A relatively ordinary young man is chosen by fate to protect a delicate, pallid, otherworldly girl who happens to be a repository for 900,666 mystical grimoires. She’s a walking, talking, bratty library who likes to eat. Sound familiar?
Well fear not, this isn’t an Index ripoff…far from it. It’s GAINAX, back with something completely different after the yet-to-be-concluded Panty & Stocking. Dantalian no Shoka (which refers to the girl, Dalian) is a 1920s era magical mystery romp, which so far happens to be quite good.
The chemistry between Dalian and her new keeper, ex-pilot Huey (or Lord Henry Disward) is more dynamic and complex than that of Index and Touma, the former was pretty much a pet of the latter – with magical powers. Dalian may look childish, but she has a sharp tongue and is quick to scold Huey for his ignorance.
Their literary banter is infectious, as is all the mystical exposition that forms the climax. , It also features drop-dead gorgeous lighting and backgrounds, a trippy live-action ED, and Miyuki Sawashiro lending her strong voice to Dalian. This makes a fine addition to an already very promising summer season. Rating: 4
This week Saya continues to juggle her cute, klutzy, kind side at school with her ass-kickin’ superhero shrine chick persona by night. It continues to be a most intriguing juxtaposition of lives. The school scenes are as light and breezy as her battle scenes are dark, exciting, and genuinely scary at moments.

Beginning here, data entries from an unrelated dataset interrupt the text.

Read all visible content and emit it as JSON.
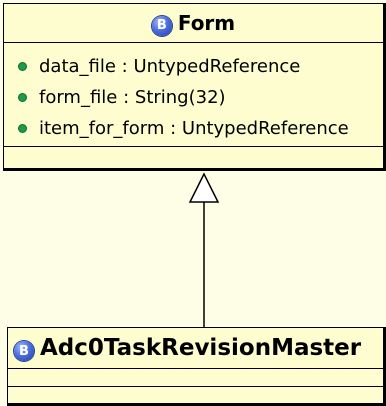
{
  "classes": {
    "form": {
      "stereotype_icon": "B",
      "name": "Form",
      "attributes": [
        "data_file : UntypedReference",
        "form_file : String(32)",
        "item_for_form : UntypedReference"
      ]
    },
    "adc": {
      "stereotype_icon": "B",
      "name": "Adc0TaskRevisionMaster"
    }
  },
  "relationship": {
    "type": "generalization",
    "from": "Adc0TaskRevisionMaster",
    "to": "Form"
  },
  "colors": {
    "class_fill": "#fdfdd0",
    "canvas": "#fefee6",
    "stereotype_icon": "#4c6fe0",
    "attribute_marker": "#1f9a4a"
  }
}
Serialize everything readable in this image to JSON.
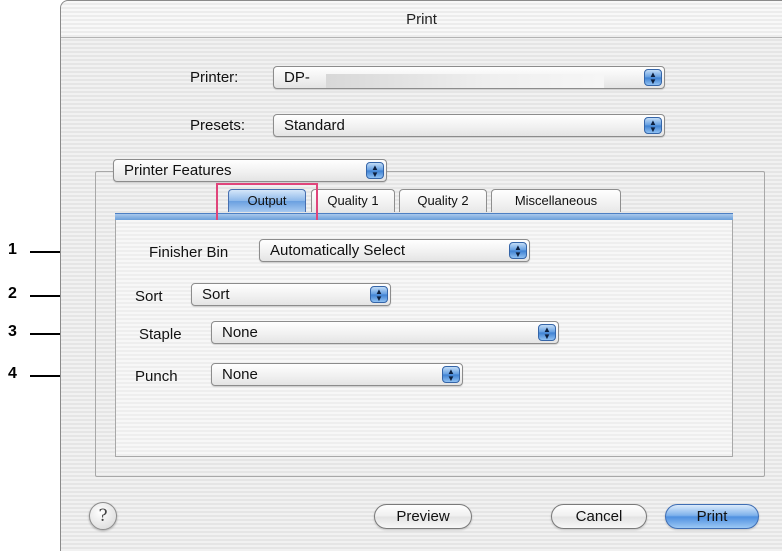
{
  "window": {
    "title": "Print"
  },
  "printer": {
    "label": "Printer:",
    "value": "DP-"
  },
  "presets": {
    "label": "Presets:",
    "value": "Standard"
  },
  "panel_menu": {
    "value": "Printer Features"
  },
  "tabs": [
    {
      "label": "Output",
      "active": true
    },
    {
      "label": "Quality 1",
      "active": false
    },
    {
      "label": "Quality 2",
      "active": false
    },
    {
      "label": "Miscellaneous",
      "active": false
    }
  ],
  "options": {
    "finisher_bin": {
      "label": "Finisher Bin",
      "value": "Automatically Select"
    },
    "sort": {
      "label": "Sort",
      "value": "Sort"
    },
    "staple": {
      "label": "Staple",
      "value": "None"
    },
    "punch": {
      "label": "Punch",
      "value": "None"
    }
  },
  "callouts": [
    "1",
    "2",
    "3",
    "4"
  ],
  "buttons": {
    "help": "?",
    "preview": "Preview",
    "cancel": "Cancel",
    "print": "Print"
  },
  "colors": {
    "highlight": "#e0457b",
    "accent": "#4f90e0"
  }
}
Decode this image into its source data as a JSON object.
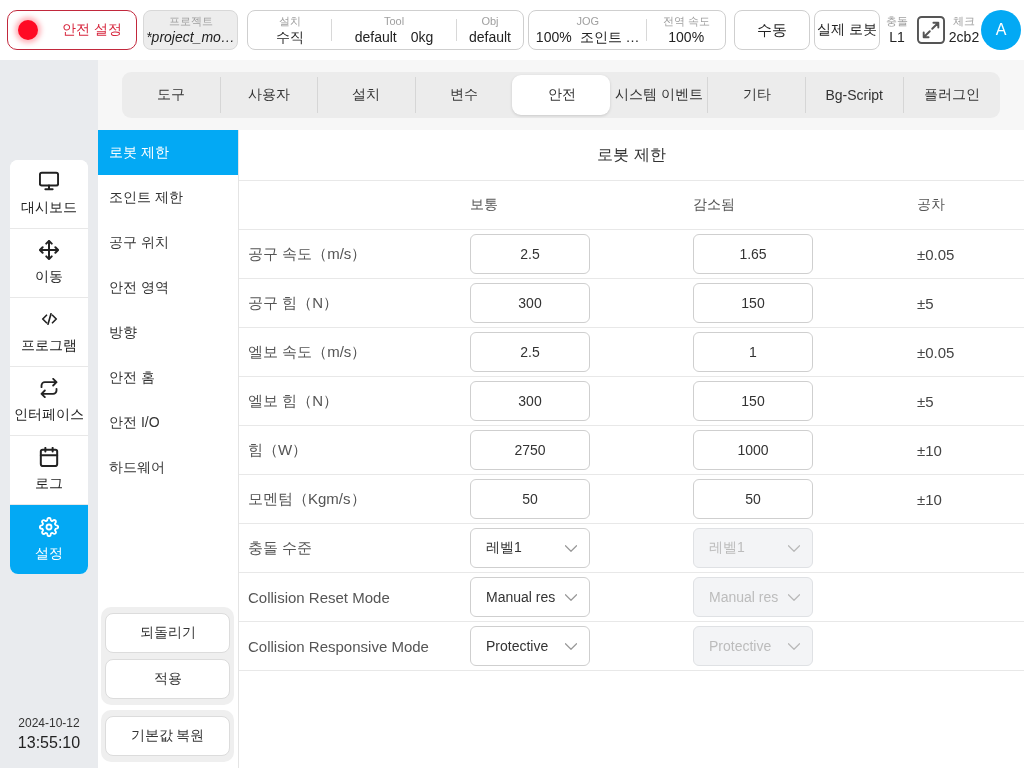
{
  "top_bar": {
    "safety_button": {
      "label": "안전 설정"
    },
    "project": {
      "label": "프로젝트",
      "value": "*project_mo…"
    },
    "installation": [
      {
        "label": "설치",
        "values": [
          "수직"
        ]
      },
      {
        "label": "Tool",
        "values": [
          "default",
          "0kg"
        ]
      },
      {
        "label": "Obj",
        "values": [
          "default"
        ]
      }
    ],
    "jog": [
      {
        "label": "JOG",
        "values": [
          "100%",
          "조인트 …"
        ]
      },
      {
        "label": "전역 속도",
        "values": [
          "100%"
        ]
      }
    ],
    "mode_button": "수동",
    "robot_button": "실제 로봇",
    "collision": {
      "label": "충돌",
      "value": "L1"
    },
    "check": {
      "label": "체크",
      "value": "2cb2"
    },
    "avatar": "A"
  },
  "nav": [
    {
      "label": "대시보드",
      "selected": false
    },
    {
      "label": "이동",
      "selected": false
    },
    {
      "label": "프로그램",
      "selected": false
    },
    {
      "label": "인터페이스",
      "selected": false
    },
    {
      "label": "로그",
      "selected": false
    },
    {
      "label": "설정",
      "selected": true
    }
  ],
  "clock": {
    "date": "2024-10-12",
    "time": "13:55:10"
  },
  "tabs": [
    {
      "label": "도구",
      "selected": false
    },
    {
      "label": "사용자",
      "selected": false
    },
    {
      "label": "설치",
      "selected": false
    },
    {
      "label": "변수",
      "selected": false
    },
    {
      "label": "안전",
      "selected": true
    },
    {
      "label": "시스템 이벤트",
      "selected": false
    },
    {
      "label": "기타",
      "selected": false
    },
    {
      "label": "Bg-Script",
      "selected": false
    },
    {
      "label": "플러그인",
      "selected": false
    }
  ],
  "side_menu": [
    {
      "label": "로봇 제한",
      "selected": true
    },
    {
      "label": "조인트 제한",
      "selected": false
    },
    {
      "label": "공구 위치",
      "selected": false
    },
    {
      "label": "안전 영역",
      "selected": false
    },
    {
      "label": "방향",
      "selected": false
    },
    {
      "label": "안전 홈",
      "selected": false
    },
    {
      "label": "안전 I/O",
      "selected": false
    },
    {
      "label": "하드웨어",
      "selected": false
    }
  ],
  "action_groups": [
    {
      "buttons": [
        "되돌리기",
        "적용"
      ]
    },
    {
      "buttons": [
        "기본값 복원"
      ]
    }
  ],
  "panel": {
    "title": "로봇 제한",
    "columns": [
      "보통",
      "감소됨",
      "공차"
    ],
    "rows": [
      {
        "label": "공구 속도（m/s）",
        "kind": "number",
        "normal": {
          "value": "2.5",
          "disabled": false
        },
        "reduced": {
          "value": "1.65",
          "disabled": false
        },
        "tolerance": "±0.05"
      },
      {
        "label": "공구 힘（N）",
        "kind": "number",
        "normal": {
          "value": "300",
          "disabled": false
        },
        "reduced": {
          "value": "150",
          "disabled": false
        },
        "tolerance": "±5"
      },
      {
        "label": "엘보 속도（m/s）",
        "kind": "number",
        "normal": {
          "value": "2.5",
          "disabled": false
        },
        "reduced": {
          "value": "1",
          "disabled": false
        },
        "tolerance": "±0.05"
      },
      {
        "label": "엘보 힘（N）",
        "kind": "number",
        "normal": {
          "value": "300",
          "disabled": false
        },
        "reduced": {
          "value": "150",
          "disabled": false
        },
        "tolerance": "±5"
      },
      {
        "label": "힘（W）",
        "kind": "number",
        "normal": {
          "value": "2750",
          "disabled": false
        },
        "reduced": {
          "value": "1000",
          "disabled": false
        },
        "tolerance": "±10"
      },
      {
        "label": "모멘텀（Kgm/s）",
        "kind": "number",
        "normal": {
          "value": "50",
          "disabled": false
        },
        "reduced": {
          "value": "50",
          "disabled": false
        },
        "tolerance": "±10"
      },
      {
        "label": "충돌 수준",
        "kind": "select",
        "normal": {
          "value": "레벨1",
          "disabled": false
        },
        "reduced": {
          "value": "레벨1",
          "disabled": true
        }
      },
      {
        "label": "Collision Reset Mode",
        "kind": "select",
        "normal": {
          "value": "Manual res",
          "disabled": false
        },
        "reduced": {
          "value": "Manual res",
          "disabled": true
        }
      },
      {
        "label": "Collision Responsive Mode",
        "kind": "select",
        "normal": {
          "value": "Protective",
          "disabled": false
        },
        "reduced": {
          "value": "Protective",
          "disabled": true
        }
      }
    ]
  }
}
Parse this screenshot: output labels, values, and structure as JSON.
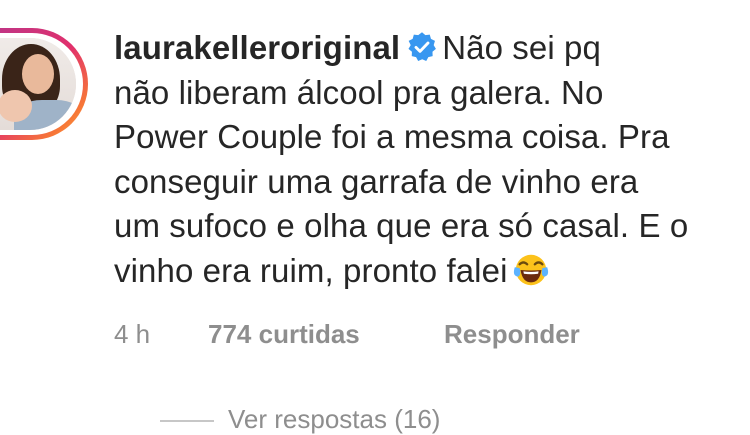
{
  "comment": {
    "username": "laurakelleroriginal",
    "verified_icon": "verified-badge-icon",
    "lines": [
      "Não sei pq",
      "não liberam álcool pra galera. No",
      "Power Couple foi a mesma coisa. Pra",
      "conseguir uma garrafa de vinho era",
      "um sufoco e olha que era só casal. E o",
      "vinho era ruim, pronto falei"
    ],
    "emoji": "face-with-tears-of-joy-icon"
  },
  "meta": {
    "time": "4 h",
    "likes": "774 curtidas",
    "reply": "Responder"
  },
  "view_replies": {
    "label": "Ver respostas (16)"
  },
  "colors": {
    "text": "#262626",
    "meta": "#8e8e8e",
    "verified": "#3897f0",
    "ring_start": "#c13584",
    "ring_end": "#fcaf45"
  }
}
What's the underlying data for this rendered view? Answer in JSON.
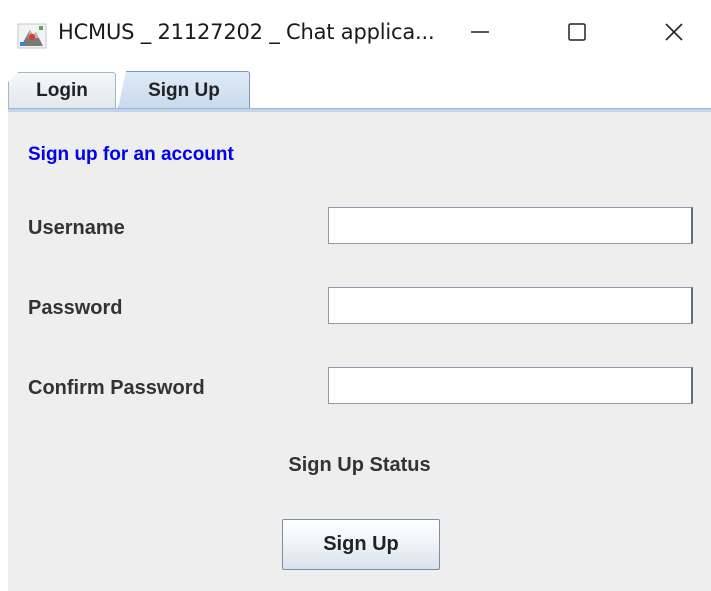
{
  "window": {
    "title": "HCMUS _ 21127202 _ Chat applica...",
    "icon": "java-duke-icon"
  },
  "tabs": [
    {
      "label": "Login",
      "selected": false
    },
    {
      "label": "Sign Up",
      "selected": true
    }
  ],
  "form": {
    "heading": "Sign up for an account",
    "fields": [
      {
        "label": "Username",
        "value": ""
      },
      {
        "label": "Password",
        "value": ""
      },
      {
        "label": "Confirm Password",
        "value": ""
      }
    ],
    "status": "Sign Up Status",
    "submit_label": "Sign Up"
  },
  "colors": {
    "heading": "#0000ee",
    "panel_bg": "#eeeeee",
    "selected_tab": "#c9daee"
  }
}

After all, her mother used to do what she does, and she died doing it. You can tell her doting pop hates putting her in harms way, but apparently there’s no way around it; only she can wield the sacred sword. This week she fought two; a humanoid demon and a giant evil plant. She won, but got more and more messed up.
Her extracurricular activities are leaving marks that questions will be asked about, and somehow I’m doubtful Saya’s not looking forward to talking to her friends about such things. So far, she’s fighting the elder bairns deep in the forest, isolated from civilization. But that could change, and with it her secrets may be revealed. Rating: 3.5
“Which holes do her legs go through?”
“Fool, those holes lead to the Cosmos.”
-Shouma/Kanba @ a lingerie store
Good lord, that was…brilliant. Awesome in every way. If anything, better than the first episode, since some things were already established. This just added more. More places, more people, more layers of story, more comedy, more mysteries; more lingerie and more stalking!
It’s all in the details: For instance, there’s a little animated PSA on the Sky Metro in which warns against groping in no uncertain terms…then Shouma is accused of just that, groping a girl on the train because his preguin friends (whom no one else can see) did so. The girl just happens to be friends with the person Shouma and Kanba are tailing – Ringo Oginome – the proverbial apple in the opening and ending sequences – which one really looks forward to, like the cherry atop the proverbial sundae. Ringo loves fate.
Hardly anything we’d seen from Ringo seemed all that suspicious, but it turns out she’s far from normal, compulsively stalking a teacher she’s fallen for (lying on a blanket under his house listening to him) as the brothers stalk her (with their penguins acting as their eyes and ears). While Himari is wearing her penguin hat, she has another “Incoming Message From The Big Giant Head” moment, ordering the bros to fetch the Penguindrum from Ringo. Problem is, she doesn’t tell them what it is.
So now, having followed Ringo, and learned the stalked is also a stalker, they have to gain possession of something they know not what from someone who is clearly unstable. Hell, she herself could be the drum thing. Who knows? All I know is, this episode was fantastic, and I can’t wait for the next one. Rating: 4
With this, Sket Dance has proven it has lost none of the novel, potent absurdity of the best episodes of the first half. Bossun, Himeko and Switch are firing on all cylinders (though Switch has a reduced role this week) attempting to help an extremely frightening-looking wood shop teacher find a wife, then attempting to decode a Visual Kei dude’s cryptic speech.
The first part does a nice job of pulling the rug out from under us in the end. A potential wife arrives who doesn’t care about J-son’s looks, and everything seems to be going swimmingly. But just as the Sket-dan is dusting off thei hands, J-son blows it, and the woman runs out screaming and drives away with screaching tires. Hmm…Sket-dan can’t solve everything.
Perhaps more hilarious were Bossun and Himeko’s interaction with Date (or whatever his real name is), a purple-haired kid who grinds the show to a halt everytime he responds to a question by pausing in a super-dramatic imagined scene. It doesn’t help that everything he says is baffling, and results in Hime putting him in a different wrestling hold each time. Date’s friend translates at the end, and suddenly it all makes sense…sort of. Rating: 3